Exercise: Every line below that has the string "icon" needs to be copied.

Supplied information: Begin

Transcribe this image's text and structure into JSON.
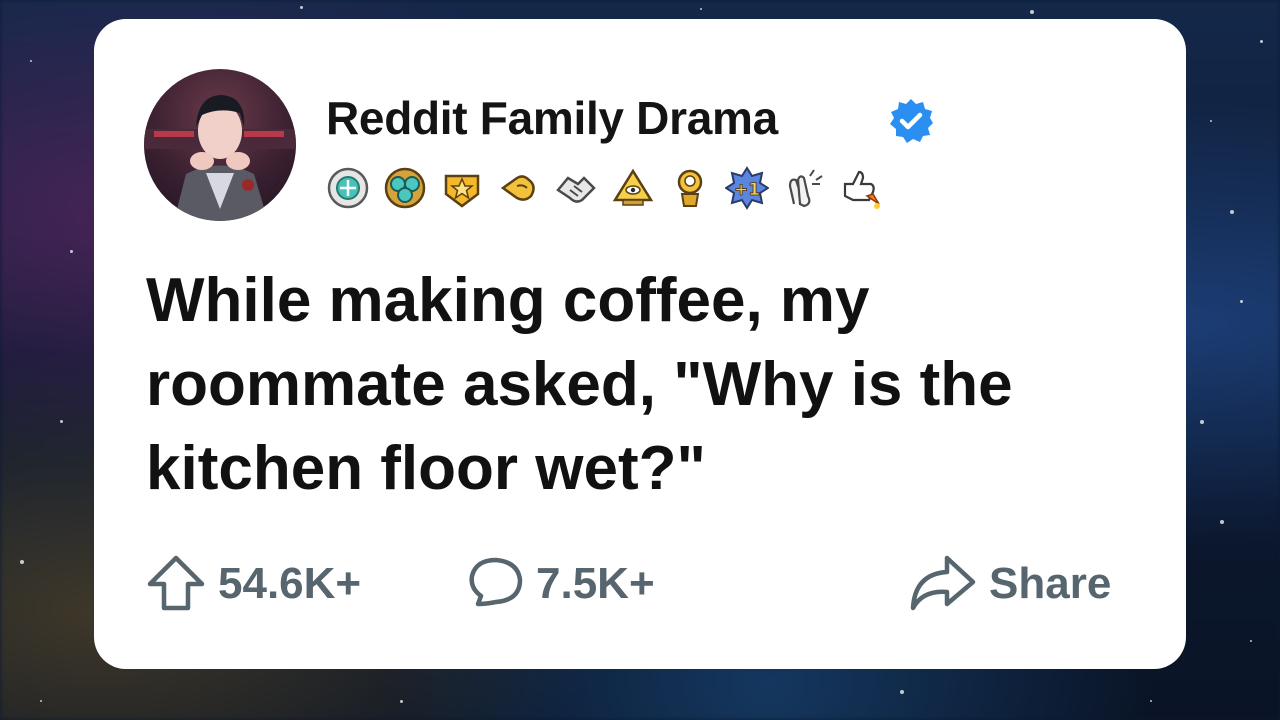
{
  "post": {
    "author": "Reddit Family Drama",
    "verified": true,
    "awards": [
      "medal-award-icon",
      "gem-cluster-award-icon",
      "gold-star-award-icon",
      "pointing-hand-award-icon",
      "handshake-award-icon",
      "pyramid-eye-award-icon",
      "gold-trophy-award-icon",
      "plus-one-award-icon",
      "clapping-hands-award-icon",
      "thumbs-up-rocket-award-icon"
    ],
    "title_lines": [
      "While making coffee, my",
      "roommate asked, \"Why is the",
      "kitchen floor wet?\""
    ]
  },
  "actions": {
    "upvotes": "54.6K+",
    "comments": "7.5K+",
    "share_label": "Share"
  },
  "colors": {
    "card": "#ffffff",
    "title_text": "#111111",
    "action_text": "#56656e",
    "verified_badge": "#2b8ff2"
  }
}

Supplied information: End

Response area:
      "medal-award-icon",
      "gem-cluster-award-icon",
      "gold-star-award-icon",
      "pointing-hand-award-icon",
      "handshake-award-icon",
      "pyramid-eye-award-icon",
      "gold-trophy-award-icon",
      "plus-one-award-icon",
      "clapping-hands-award-icon",
      "thumbs-up-rocket-award-icon"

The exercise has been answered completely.